Thursday, June 5, 2008

Robert Mugabe is an Evil, Evil Man

Although their are a lot of narcissistic, corrupt leaders of nations in the world Robert Mugabe is far and away the worst of this despicable lot (Ahmadinejad, Burma General Than Shwe, Sudan President Omar al-Bashir, Hugo Chavez...). It really is amazing how the leadership of Africa refuses to intervene (calling out Thabo Mbeki in particular here) even though it is clear Mugabe will do anything to remain in power until his death.

Seriously, how can the political leadership of Africa watch Mugabe arrest his competitor in the runoff battle soon after he reenters the country, let his supporters beat up U.S and British diplomats in the country and have his goons threathen to burn U.S. and British diplomats alive (I do not think it was an idle threat).
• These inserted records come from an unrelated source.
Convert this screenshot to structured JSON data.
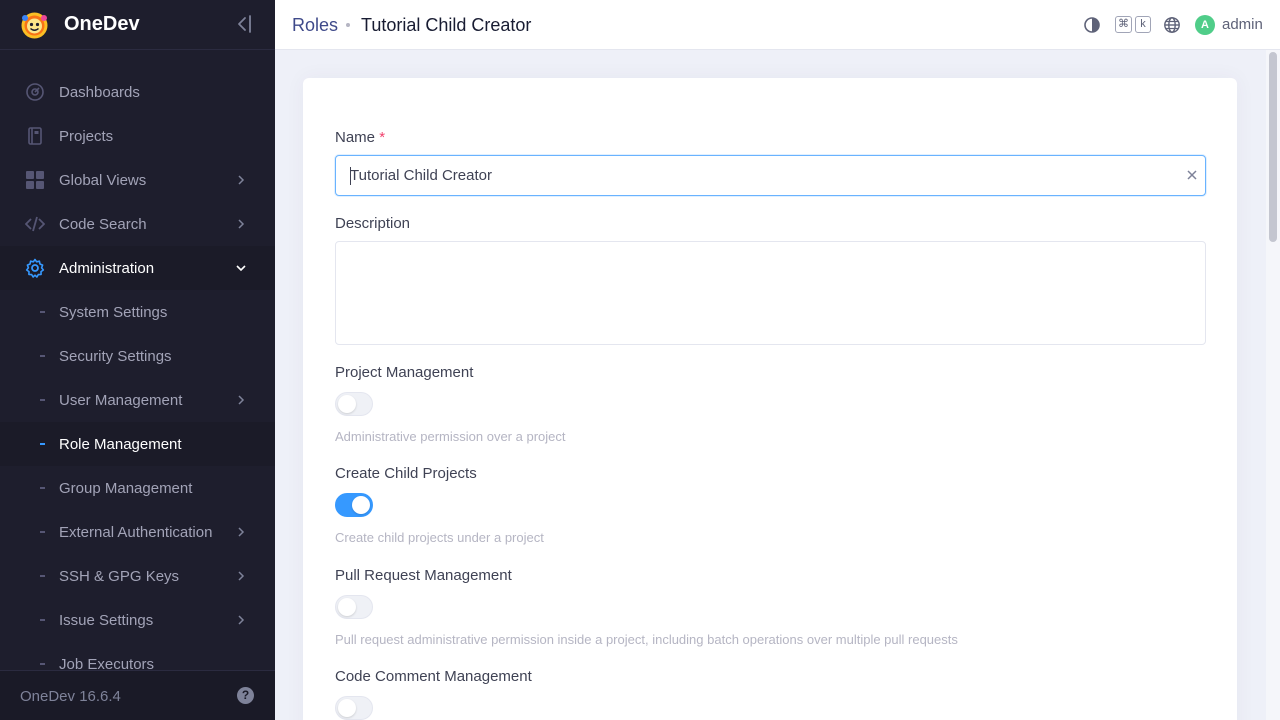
{
  "app": {
    "name": "OneDev",
    "version": "OneDev 16.6.4"
  },
  "sidebar": {
    "items": [
      {
        "label": "Dashboards",
        "icon": "dashboard-icon"
      },
      {
        "label": "Projects",
        "icon": "projects-icon"
      },
      {
        "label": "Global Views",
        "icon": "grid-icon"
      },
      {
        "label": "Code Search",
        "icon": "code-icon"
      },
      {
        "label": "Administration",
        "icon": "gear-icon"
      },
      {
        "label": "System Settings"
      },
      {
        "label": "Security Settings"
      },
      {
        "label": "User Management"
      },
      {
        "label": "Role Management"
      },
      {
        "label": "Group Management"
      },
      {
        "label": "External Authentication"
      },
      {
        "label": "SSH & GPG Keys"
      },
      {
        "label": "Issue Settings"
      },
      {
        "label": "Job Executors"
      }
    ],
    "help_icon": "?"
  },
  "header": {
    "breadcrumb_root": "Roles",
    "title": "Tutorial Child Creator",
    "kbd": [
      "⌘",
      "k"
    ],
    "avatar_letter": "A",
    "username": "admin"
  },
  "form": {
    "name_label": "Name",
    "name_required": "*",
    "name_value": "Tutorial Child Creator",
    "description_label": "Description",
    "description_value": "",
    "permissions": [
      {
        "label": "Project Management",
        "help": "Administrative permission over a project",
        "enabled": false
      },
      {
        "label": "Create Child Projects",
        "help": "Create child projects under a project",
        "enabled": true
      },
      {
        "label": "Pull Request Management",
        "help": "Pull request administrative permission inside a project, including batch operations over multiple pull requests",
        "enabled": false
      },
      {
        "label": "Code Comment Management",
        "help": "",
        "enabled": false
      }
    ]
  },
  "colors": {
    "accent": "#3699ff",
    "sidebar_bg": "#1e1e2d",
    "required": "#f1416c"
  }
}
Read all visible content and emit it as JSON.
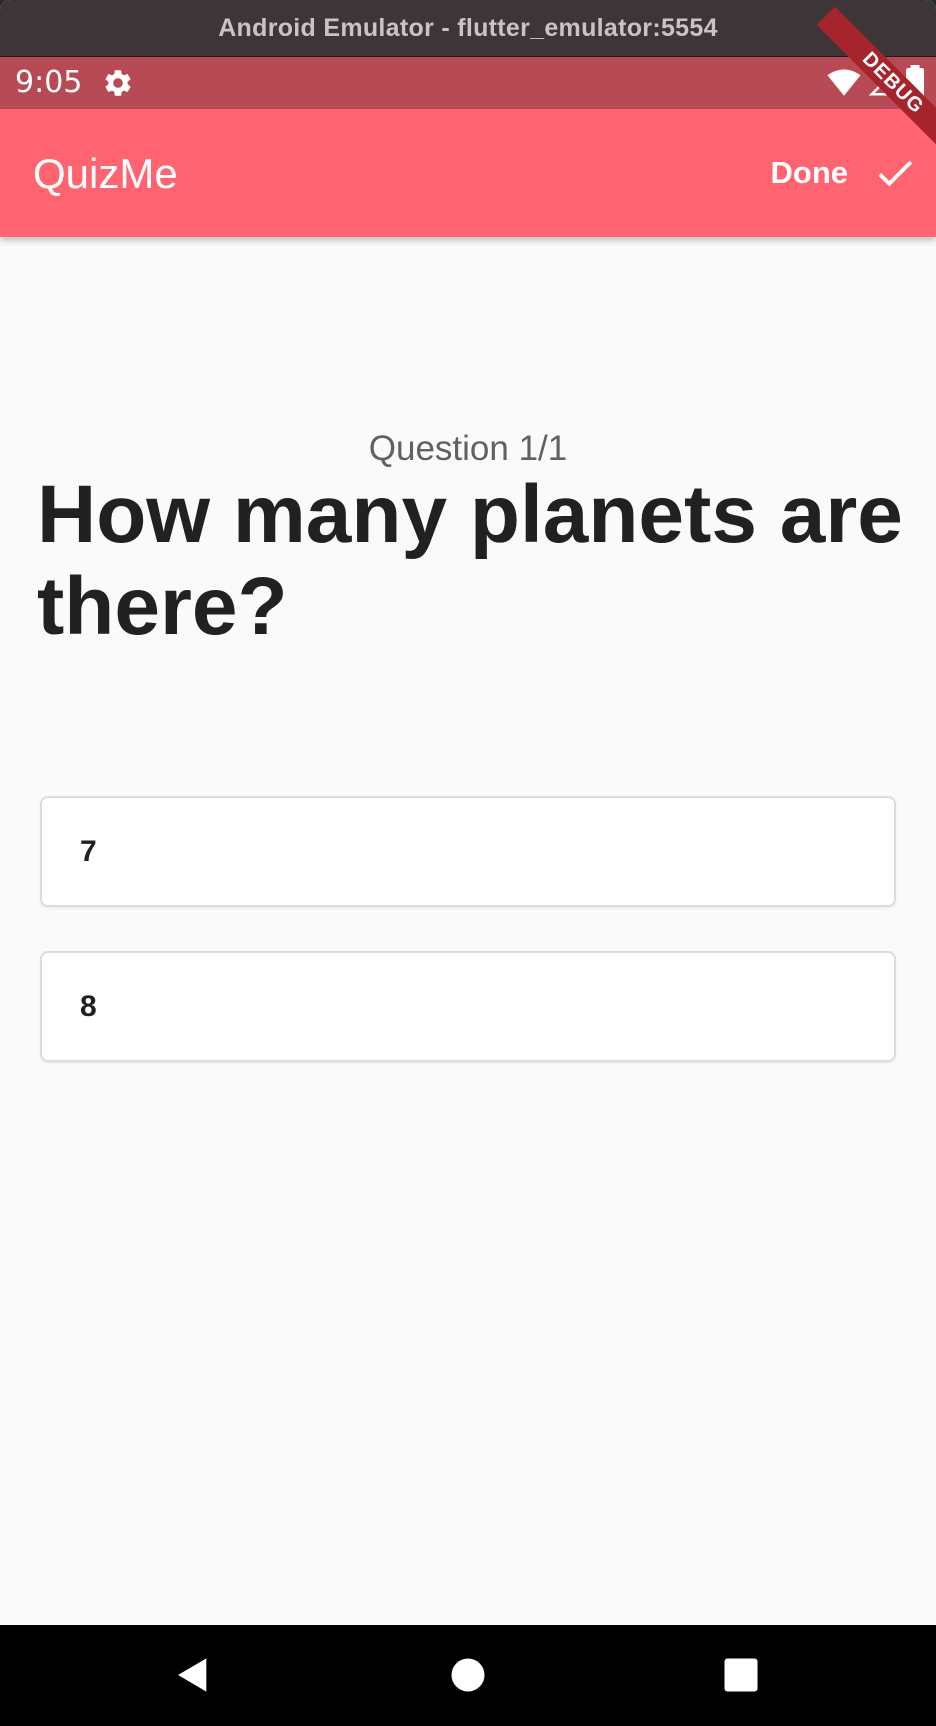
{
  "window": {
    "title": "Android Emulator - flutter_emulator:5554"
  },
  "status_bar": {
    "time": "9:05",
    "left_icon": "gear-icon",
    "right_icons": [
      "wifi-icon",
      "cellular-signal-icon",
      "battery-icon"
    ],
    "color": "#b84a55"
  },
  "app_bar": {
    "title": "QuizMe",
    "action_label": "Done",
    "action_icon": "check-icon",
    "color": "#ff6470"
  },
  "debug_banner": {
    "label": "DEBUG",
    "color": "#a6242c"
  },
  "quiz": {
    "counter": "Question 1/1",
    "question": "How many planets are there?",
    "answers": [
      {
        "label": "7"
      },
      {
        "label": "8"
      }
    ]
  },
  "nav_bar": {
    "buttons": [
      "back-icon",
      "home-icon",
      "recents-icon"
    ]
  }
}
Mugabe has already completely destroyed his country -- it is going to take a generation of Zimbabwians to repair the damage this maniac has already done -- what else does he have to do before Mbeki steps in? I realize he was the idol for the African liberation movement, yet does this entitle him to commit every possible crime against humanity?

Mbeki is already a complete lame duck. It is inexcusable why he can't show some leadership and do the right thing.

Wednesday, June 4, 2008

The Iranian Nuclear Threat

Although I have been an extreme skeptic of charges that Bush and/or Israel would attack Iranian nuclear facilities since rumors started flying in 2001, I am beginning to think this actually may happen.

In addition to the serious consequences such an action would have on the global economy and state of security (nicely laid out by Nouriel Roubini recently), I remember watching a panel discussion on PBS in 2002 or so where Lawrence Eagleburger (of all people) stated that if the Bush administration used military force against Iran he would be the first person to speak out against the POTUS. Furthermore, I always believed that the bellicose rhetoric from W was a diplomatic ploy to force greater concessions from the Iranian leadership (he really could not be crazy enough to add even more gasoline on the Middle East inferno... right?).

Roubini quotes Joschka Fischer, foreign foreign minister of Germany, who believes that Israel will attack Iran before the end of the Bush administration. Fischer is definitely a credible source (the Green Party in Germany should not be confused with their disorganized U.S. counterpart).

Furthermore, the Asia Times had a recent article stating a similar opinion. Now I have no idea if they used the same sources, yet apparently this possibility is moving into the realm of feasibility. If Fischer and the Asia Times are correct...

Clearly we need to do everything possible to stop Iran from having The Bomb. Considering how close Pakistan and India have been to blowing each other up... just imagine what the hell could happen if Saudi Arabia, Iran, Turkey, Egypt also have The Bomb... outright frightening, I know, I know.

Furthermore, I do not envy the incredibly difficult position Israel lies in. In addition to a domestic political nightmare right now, you have a freakshow lunatic in Ahmadinejad threatening to blow Israel off the map. It is imperative for America to support the only real voice of democracy in the Middle East and ensure Israel continues to thrive for generations to come.
What is really missing from this debate is a conversation on what actually is happening in Iran right now. I listened to a fantastic podcast from Stratfor (do yourself a favor... subscribe to their podcast -- seriously!) this morning. Basically, there is an intense political fight currently between different factions of the conservative political hierarchy. Although I strongly disagree with almost everything the Iranian conservative movement stands for, I do believe figures like Akbar Rafsanjani and others will be reasonable on the nuclear issue if they win out in the current political struggle.

I have heard rumors in the past few years that Khamenei is nearing the end of his life, which makes the implications of the current conservative political battle even more important. However, it makes negotiations on the nuclear issue even more difficult if there is an apparent void of leadership at the top.

Bottom line is we should be waiting to see who the new Ayatollah is after the death of Khamenei before "cowboying up" and bombing Iran. If Iran gets The Bomb before then... well that is really unfortunate... yet I am not convinced we can even eradicate the Iranian intentions militarily anyways. Now, if an Ahmadinejad ally should take over as Ayatollah that is a different ballgame. Quite frankly Ahmadinejad's talk of the "hidden iman" scares the hell of me and reminds me of one General Ripper.